There’s a scene from Sam Shepard’s 1978 play Curse of the Starving Class that has stuck with me for many years. Actually, it’s not so much a scene as a recurring behavior that takes place during the performance. Characters randomly open the refrigerator door and blankly stare at the contents, only to close the door after a moment without removing anything. It’s a brilliant observation of quirky human behavior we can all relate too. We’re not really hungry—we just look to see if there’s anything in the fridge that might interest us—even if we looked just ten minutes before.
I believe there’s a entirely new digital form of this now, something which I’ll call empty pixel grazing. That is, the part of our behavior that drives us to keep checking back in with Tweetdeck, Facebook, Tumbler, Posterous, Slideshare, Klout, Mailchimp, etc. etc. etc. to see what our friends/followers are doing, or how many comments, views, RTs, likes, embeds, +K’s or opens we’ve gotten. (Not to mention refreshing personal and business email). What is your unconscious clock set at? Five minutes? Ten minutes before you have to check the “social fridge?”
For all the good digital has brought, it has also bred a constant state of distraction, if not emerging neurosis. There’s an entirely new form of attention deficit disorder. In this case, the disorder I’m talking about is the amount of attention paid to each of us. Am I getting enough comments, enough retweets, enough likes? Are people paying enough attention to my content? Are they paying enough attention to me? What will happen if I’m not part of the stream? Tools like Tweetdeck and Hootsuite (and now the new Facebook feed) are the Social Frigidaires of digital content, constantly refreshing so that each time you “open the door,” something new is there for you to consume.
This has all helped fuel the social self-help industry (or maybe, the self-help industry has fueled the neurosis). You know the bloggers who manufacture lists on a daily basis with the 3, 5, 7, 8 or 10 reasons why you should do this, not do that, remember this, but forget about that. Sometimes they’ll go as far as “17 easy steps,” which is the equivalent of an IKEA assembly manual on how to succeed in social media.
Just as absent presence has come to define the state of paying more attention to a smartphone than the people around you at the dinner table, empty pixel grazing eats up more time each day than can be measured in mere minutes. It’s not only the time—it’s the unconscious preoccupation with our information streams and the inability to truly focus. Our consciousness becomes divided between the online and the offline.

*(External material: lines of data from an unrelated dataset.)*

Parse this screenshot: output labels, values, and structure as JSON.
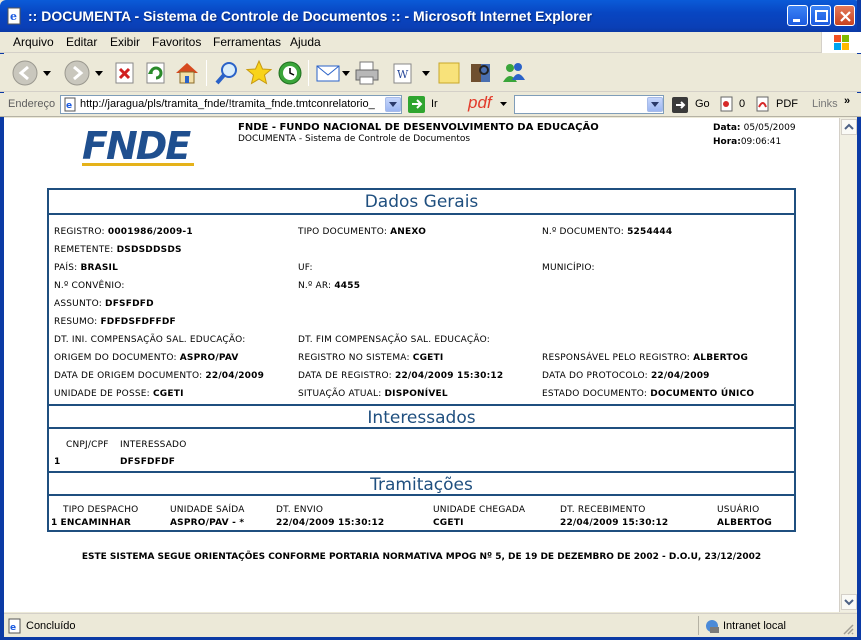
{
  "window": {
    "title": ":: DOCUMENTA - Sistema de Controle de Documentos :: - Microsoft Internet Explorer"
  },
  "menu": [
    "Arquivo",
    "Editar",
    "Exibir",
    "Favoritos",
    "Ferramentas",
    "Ajuda"
  ],
  "toolbar": {
    "buttons": [
      "back-icon",
      "forward-icon",
      "stop-icon",
      "refresh-icon",
      "home-icon",
      "search-icon",
      "favorites-icon",
      "history-icon",
      "mail-icon",
      "print-icon",
      "word-icon",
      "notes-icon",
      "research-icon",
      "messenger-icon"
    ]
  },
  "address": {
    "label": "Endereço",
    "url": "http://jaragua/pls/tramita_fnde/!tramita_fnde.tmtconrelatorio_",
    "go_label": "Ir",
    "pdf_label": "pdf",
    "go2_label": "Go",
    "count": "0",
    "pdf2_label": "PDF",
    "links_label": "Links"
  },
  "header": {
    "logo": "FNDE",
    "org": "FNDE - FUNDO NACIONAL DE DESENVOLVIMENTO DA EDUCAÇÃO",
    "system": "DOCUMENTA - Sistema de Controle de Documentos",
    "date_label": "Data:",
    "date_value": "05/05/2009",
    "time_label": "Hora:",
    "time_value": "09:06:41"
  },
  "dados_gerais": {
    "title": "Dados Gerais",
    "registro_label": "REGISTRO:",
    "registro": "0001986/2009-1",
    "tipo_label": "TIPO DOCUMENTO:",
    "tipo": "ANEXO",
    "ndoc_label": "N.º DOCUMENTO:",
    "ndoc": "5254444",
    "remetente_label": "REMETENTE:",
    "remetente": "DSDSDDSDS",
    "pais_label": "PAÍS:",
    "pais": "BRASIL",
    "uf_label": "UF:",
    "municipio_label": "MUNICÍPIO:",
    "convenio_label": "N.º CONVÊNIO:",
    "ar_label": "N.º AR:",
    "ar": "4455",
    "assunto_label": "ASSUNTO:",
    "assunto": "DFSFDFD",
    "resumo_label": "RESUMO:",
    "resumo": "FDFDSFDFFDF",
    "dt_ini_label": "DT. INI. COMPENSAÇÃO SAL. EDUCAÇÃO:",
    "dt_fim_label": "DT. FIM COMPENSAÇÃO SAL. EDUCAÇÃO:",
    "origem_label": "ORIGEM DO DOCUMENTO:",
    "origem": "ASPRO/PAV",
    "reg_sistema_label": "REGISTRO NO SISTEMA:",
    "reg_sistema": "CGETI",
    "responsavel_label": "RESPONSÁVEL PELO REGISTRO:",
    "responsavel": "ALBERTOG",
    "data_origem_label": "DATA DE ORIGEM DOCUMENTO:",
    "data_origem": "22/04/2009",
    "data_registro_label": "DATA DE REGISTRO:",
    "data_registro": "22/04/2009 15:30:12",
    "data_protocolo_label": "DATA DO PROTOCOLO:",
    "data_protocolo": "22/04/2009",
    "unidade_posse_label": "UNIDADE DE POSSE:",
    "unidade_posse": "CGETI",
    "situacao_label": "SITUAÇÃO ATUAL:",
    "situacao": "DISPONÍVEL",
    "estado_label": "ESTADO DOCUMENTO:",
    "estado": "DOCUMENTO ÚNICO"
  },
  "interessados": {
    "title": "Interessados",
    "col_cnpj": "CNPJ/CPF",
    "col_interessado": "INTERESSADO",
    "rows": [
      {
        "num": "1",
        "interessado": "DFSFDFDF"
      }
    ]
  },
  "tramitacoes": {
    "title": "Tramitações",
    "columns": [
      "TIPO DESPACHO",
      "UNIDADE SAÍDA",
      "DT. ENVIO",
      "UNIDADE CHEGADA",
      "DT. RECEBIMENTO",
      "USUÁRIO"
    ],
    "rows": [
      {
        "num": "1",
        "tipo": "ENCAMINHAR",
        "saida": "ASPRO/PAV - *",
        "envio": "22/04/2009 15:30:12",
        "chegada": "CGETI",
        "recebimento": "22/04/2009 15:30:12",
        "usuario": "ALBERTOG"
      }
    ]
  },
  "footer": "ESTE SISTEMA SEGUE ORIENTAÇÕES CONFORME PORTARIA NORMATIVA MPOG Nº 5, DE 19 DE DEZEMBRO DE 2002 - D.O.U, 23/12/2002",
  "status": {
    "text": "Concluído",
    "zone": "Intranet local"
  },
  "colors": {
    "titlebar": "#0a4fcf",
    "section_border": "#1f4f7f",
    "logo_blue": "#1f4f8f"
  }
}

When we create platforms for our clients and our products, we talk in terms of how users will consume content. It is indeed consumed, meaning that both nourishing content and empty calorie content exist. No surprise then there is what I would call an emerging content obesity, that is, time spent on empty information, communication, and “content spread gratification.” The question is, what does this come at the expense of? The corporate reflex response is of course productivity, but I’m looking deeper into the individual human cost. I would argue deeper thinking and reflection suffer the most, and they are by far much more important since they are key drivers of productivity and creativity—be it personal or professional.
Today, keep track of how many times you click on your open Tweetdeck, Hootsuite, or Facebook tab and just g(r)aze, before going back to what you were working on. Sometimes you will consume content, other times you’ll just check to see if there’s any content worth consuming. Is it a good thing? A bad thing? Or just an emerging behavior to be aware of?